WHAT NEEDS TO BE DONE> Every line from the line containing "Give me the" through the end of the data is to be reproduced exactly, excluding pictures.

Dataset rows describing interfaces>

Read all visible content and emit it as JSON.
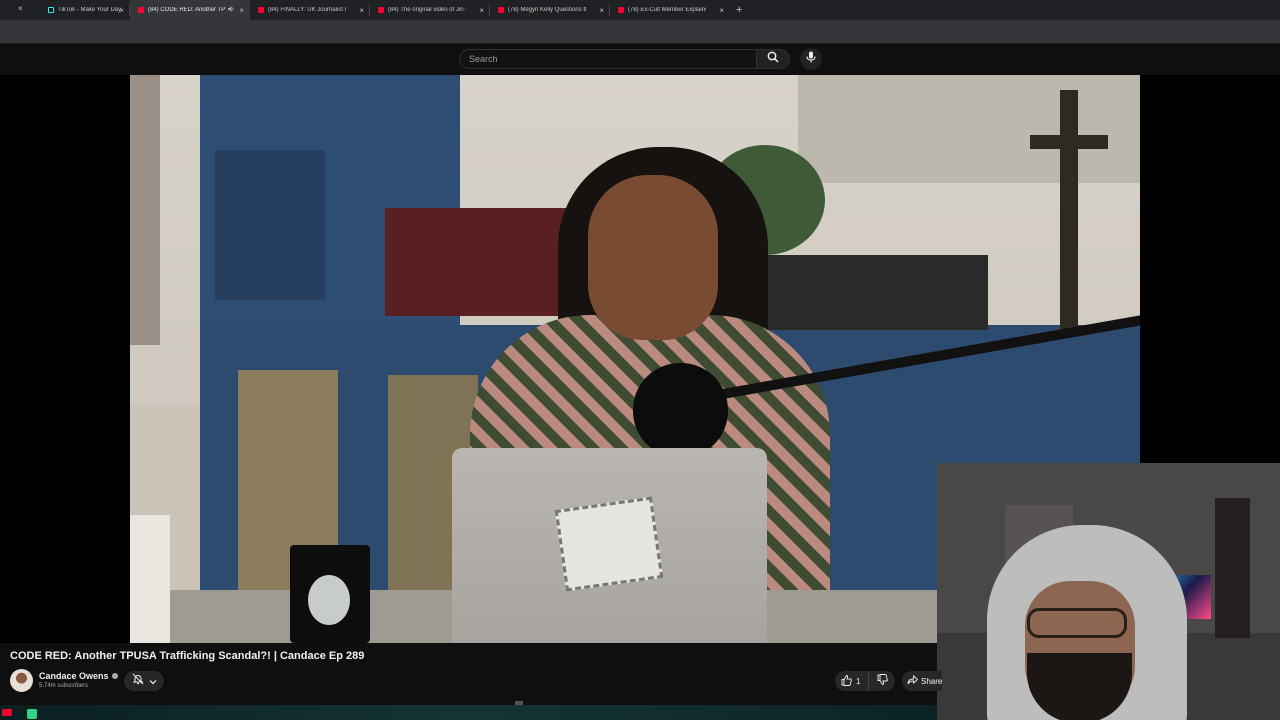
{
  "browser": {
    "tabs": [
      {
        "title": "TikTok - Make Your Day",
        "favicon": "tiktok-icon",
        "active": false
      },
      {
        "title": "(84) CODE RED: Another TP",
        "favicon": "youtube-icon",
        "active": true,
        "audio": true
      },
      {
        "title": "(84) FINALLY: UK Journalist CON",
        "favicon": "youtube-icon",
        "active": false
      },
      {
        "title": "(84) The original video of Jin sh",
        "favicon": "youtube-icon",
        "active": false
      },
      {
        "title": "(78) Megyn Kelly Questions the",
        "favicon": "youtube-icon",
        "active": false
      },
      {
        "title": "(78) Ex-Cult Member Explains H",
        "favicon": "youtube-icon",
        "active": false
      }
    ],
    "new_tab": "+",
    "close_glyph": "×"
  },
  "header": {
    "search_placeholder": "Search"
  },
  "video": {
    "title": "CODE RED: Another TPUSA Trafficking Scandal?! | Candace Ep 289",
    "channel_name": "Candace Owens",
    "subscribers": "5.74m subscribers",
    "likes": "1",
    "share_label": "Share"
  },
  "colors": {
    "background": "#0f0f0f",
    "youtube_red": "#ff0033",
    "chip": "#272727"
  }
}
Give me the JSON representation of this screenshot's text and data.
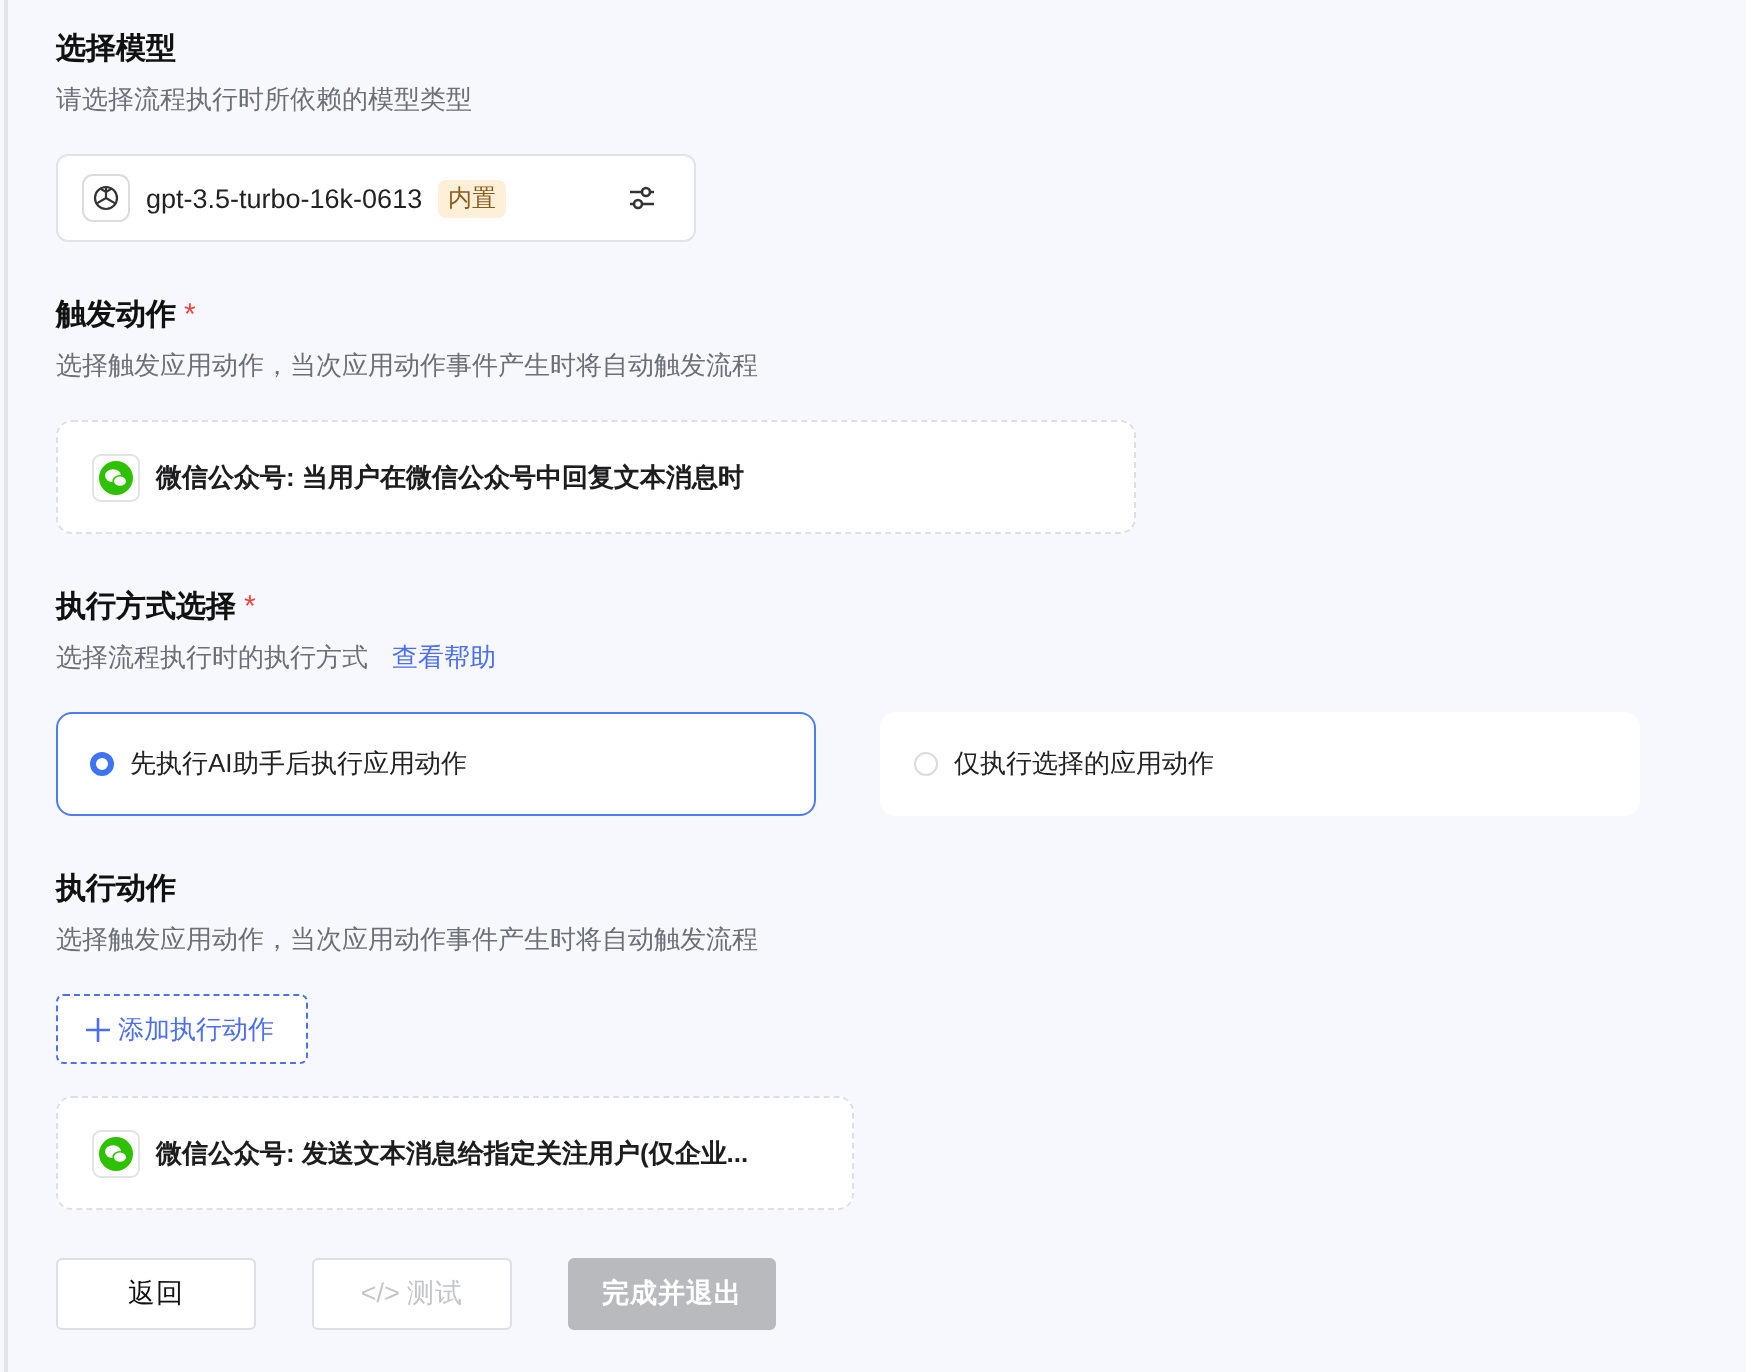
{
  "sections": [
    {
      "kind": "model",
      "title": "选择模型",
      "description": "请选择流程执行时所依赖的模型类型",
      "model": {
        "name": "gpt-3.5-turbo-16k-0613",
        "tag": "内置"
      }
    },
    {
      "kind": "trigger",
      "title": "触发动作",
      "required_mark": "*",
      "description": "选择触发应用动作，当次应用动作事件产生时将自动触发流程",
      "cards": [
        {
          "text": "微信公众号: 当用户在微信公众号中回复文本消息时"
        }
      ]
    },
    {
      "kind": "mode",
      "title": "执行方式选择",
      "required_mark": "*",
      "description": "选择流程执行时的执行方式",
      "help_link": "查看帮助",
      "options": [
        {
          "label": "先执行AI助手后执行应用动作",
          "selected": true
        },
        {
          "label": "仅执行选择的应用动作",
          "selected": false
        }
      ]
    },
    {
      "kind": "actions",
      "title": "执行动作",
      "description": "选择触发应用动作，当次应用动作事件产生时将自动触发流程",
      "add_button": "添加执行动作",
      "cards": [
        {
          "text": "微信公众号: 发送文本消息给指定关注用户(仅企业..."
        }
      ]
    }
  ],
  "footer": [
    {
      "label": "返回",
      "kind": "default",
      "disabled": false
    },
    {
      "label": "</> 测试",
      "kind": "default",
      "disabled": true
    },
    {
      "label": "完成并退出",
      "kind": "primary",
      "disabled": true
    }
  ]
}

RESULT>
Give me the JSON representation of this screenshot's text and data.
{
  "sections": [
    {
      "kind": "model",
      "title": "选择模型",
      "description": "请选择流程执行时所依赖的模型类型",
      "model": {
        "name": "gpt-3.5-turbo-16k-0613",
        "tag": "内置"
      }
    },
    {
      "kind": "trigger",
      "title": "触发动作",
      "required_mark": "*",
      "description": "选择触发应用动作，当次应用动作事件产生时将自动触发流程",
      "cards": [
        {
          "text": "微信公众号: 当用户在微信公众号中回复文本消息时"
        }
      ]
    },
    {
      "kind": "mode",
      "title": "执行方式选择",
      "required_mark": "*",
      "description": "选择流程执行时的执行方式",
      "help_link": "查看帮助",
      "options": [
        {
          "label": "先执行AI助手后执行应用动作",
          "selected": true
        },
        {
          "label": "仅执行选择的应用动作",
          "selected": false
        }
      ]
    },
    {
      "kind": "actions",
      "title": "执行动作",
      "description": "选择触发应用动作，当次应用动作事件产生时将自动触发流程",
      "add_button": "添加执行动作",
      "cards": [
        {
          "text": "微信公众号: 发送文本消息给指定关注用户(仅企业..."
        }
      ]
    }
  ],
  "footer": [
    {
      "label": "返回",
      "kind": "default",
      "disabled": false
    },
    {
      "label": "</> 测试",
      "kind": "default",
      "disabled": true
    },
    {
      "label": "完成并退出",
      "kind": "primary",
      "disabled": true
    }
  ]
}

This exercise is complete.